More than week after security researchers first publicly revealed the Meltdown and Spectre CPU vulnerabilities, vendors are continuing to deal with the impact and are issuing patches.
The initial speculation about the CPU vulnerabilities was that they only impacted Intel CPUs. As it turns out, AMD and ARM CPUs are also impacted, though to a more limited extent. On Jan. 11, AMD announced that it would issue processor microcode updates to help provide an additional degree of protection.
While AMD is now joining the patching fray, Intel continues to deal with issues related to patches it has already made available, including flaws that have caused systems to reboot.
The Meltdown and Spectre flaws are actually three different vulnerabilities with the Meltdown flaw identified as CVE-2017-5754 and Spectre identified as CVE-2017-5753 and CVE-2017-5715. The different flaws have different impacts on various CPUs. Even as Linux developers worked quietly to patch the Meltdown issues in late 2017, AMD asserted that its silicon was not at risk. It's an assertion that AMD continue to hold a week after the flaws were first reported.
"We believe AMD processors are not susceptible due to our use of privilege level protections within paging architecture and no mitigation is required," Mark Papermaster, Senior Vice President and Chief Technology Officer at AMD stated on Jan. 11.
While AMD has stood by the claim that its' processors are not at risk from the Meltdown flaw, the Spectre flaws are a different issue. For the Spectre CVE-2017-5753 vulnerability, which is a bounds check bypass issue, AMD has stated that the issue can be contained with an operating system patch, which both Microsoft as well as Linux vendors, have made available. There have been some issues with the AMD-related Microsoft patches which triggered a halt to the patch deployment on Jan. 4. Microsoft's patches for AMD systems were largely resumed on Jan. 10.

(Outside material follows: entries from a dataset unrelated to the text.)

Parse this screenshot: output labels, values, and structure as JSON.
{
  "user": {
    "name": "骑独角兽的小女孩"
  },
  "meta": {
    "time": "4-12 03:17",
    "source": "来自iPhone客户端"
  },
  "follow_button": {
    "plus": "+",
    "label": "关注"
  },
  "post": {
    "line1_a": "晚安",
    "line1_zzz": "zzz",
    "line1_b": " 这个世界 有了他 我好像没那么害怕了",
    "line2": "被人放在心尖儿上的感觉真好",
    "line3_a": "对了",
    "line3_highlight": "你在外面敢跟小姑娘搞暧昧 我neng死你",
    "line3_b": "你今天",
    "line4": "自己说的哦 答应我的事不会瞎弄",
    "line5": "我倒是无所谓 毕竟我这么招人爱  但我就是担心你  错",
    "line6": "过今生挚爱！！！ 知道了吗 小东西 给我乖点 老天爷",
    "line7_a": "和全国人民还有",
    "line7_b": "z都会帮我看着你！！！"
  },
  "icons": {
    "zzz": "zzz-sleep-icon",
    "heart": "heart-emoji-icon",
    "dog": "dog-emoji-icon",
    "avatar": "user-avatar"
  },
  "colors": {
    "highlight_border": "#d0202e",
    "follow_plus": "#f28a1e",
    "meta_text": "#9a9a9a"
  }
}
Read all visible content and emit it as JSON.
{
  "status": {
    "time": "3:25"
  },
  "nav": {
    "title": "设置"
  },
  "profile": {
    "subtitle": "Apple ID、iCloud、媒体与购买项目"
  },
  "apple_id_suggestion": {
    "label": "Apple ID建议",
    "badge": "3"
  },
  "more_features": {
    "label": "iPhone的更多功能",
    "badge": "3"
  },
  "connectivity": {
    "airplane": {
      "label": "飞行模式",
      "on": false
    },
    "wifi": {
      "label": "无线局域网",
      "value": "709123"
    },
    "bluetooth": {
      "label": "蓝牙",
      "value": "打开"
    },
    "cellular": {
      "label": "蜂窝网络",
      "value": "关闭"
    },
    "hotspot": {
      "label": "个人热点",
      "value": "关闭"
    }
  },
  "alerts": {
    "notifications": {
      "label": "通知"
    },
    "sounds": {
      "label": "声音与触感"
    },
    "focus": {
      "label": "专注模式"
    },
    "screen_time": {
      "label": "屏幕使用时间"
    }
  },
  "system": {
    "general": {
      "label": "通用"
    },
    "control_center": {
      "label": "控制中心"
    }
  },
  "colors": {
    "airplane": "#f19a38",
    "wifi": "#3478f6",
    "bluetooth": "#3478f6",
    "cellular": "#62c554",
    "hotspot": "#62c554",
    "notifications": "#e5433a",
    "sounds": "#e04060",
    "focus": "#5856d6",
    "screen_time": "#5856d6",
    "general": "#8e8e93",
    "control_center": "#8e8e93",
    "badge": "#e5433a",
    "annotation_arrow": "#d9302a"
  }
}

The Spectre CVE-2017-5715 flaw is a branch target injection vulnerability, which AMD had also hoped to patch at the operating system level. As of Jan 11, AMD sees a need for microcode patches as well.
"We have defined additional steps through a combination of processor microcode updates and OS patches that we will make available to AMD customers and partners to further mitigate the threat," Papermaster stated.
The patches that are already available for Intel CPUs are having mixed performance impacts on end-user systems. The initial estimates of impact on Linux server systems was anywhere from 5 to 30 percent depending on workload. On Jan. 10, Intel published some of its own testing results for the impact of the Meltdown and Spectre patches.
"Across a variety of workloads, including office productivity and media creation as represented in the SYSMark2014SE benchmark, the expected impact is less than 6 percent," Navin Shenoy, executive vice president and general manager of the Data Center Group at Intel wrote. "In certain cases, some users may see a more noticeable impact."
One of the noticeable impacts that some customers are seeing are unexpected reboots. On Jan. 11, Shenoy stated that Intel had received reports of system reboots on Intel Broadwell and Haswell CPUs.
"If this requires a revised firmware update from Intel, we will distribute that update through the normal channels," Shenoy stated. " We are also working directly with data center customers to discuss the issue."
How Google Updated
Google's Project Zero research team was among the security researchers that publicly disclosed the Meltdown and Spectre issues, yet even Google had a challenging time patching. In a detailed blog post published on Jan. 11, Ben Treynor Sloss, vice president of engineering at Google, detailed the complexity of patching while mitigating performance issues.
Google began patching for the issues in September 2017, with updates deployed across Google services including search, Gmail and Drive. Sloss noted that the CVE-2017-5715 issue, also referred to as "variant 2", was the most challenging to mitigate.
"For several months, it appeared that disabling the vulnerable CPU features would be the only option for protecting all our workloads against Variant 2," Sloss wrote.
Shutting down CPU features, meant a significant performance impact for Google, so the company came up with a solution called Retpoline.
"With Retpoline, we didn't need to disable speculative execution or other hardware features," Sloss wrote."Instead, this solution modifies programs to ensure that execution cannot be influenced by an attacker."
Google has deployed the Reptoline code across its infrastructure, to protect against the Spectre risks, while not have a negative performance impact. The Reptoline code has also been open-sourced, so that other organizations can benefit.
"This set of vulnerabilities was perhaps the most challenging and hardest to fix in a decade, requiring changes to many layers of the software stack," Sloss stated.
Sean Michael Kerner is a senior editor at eWEEK and InternetNews.com. Follow him on Twitter @TechJournalist.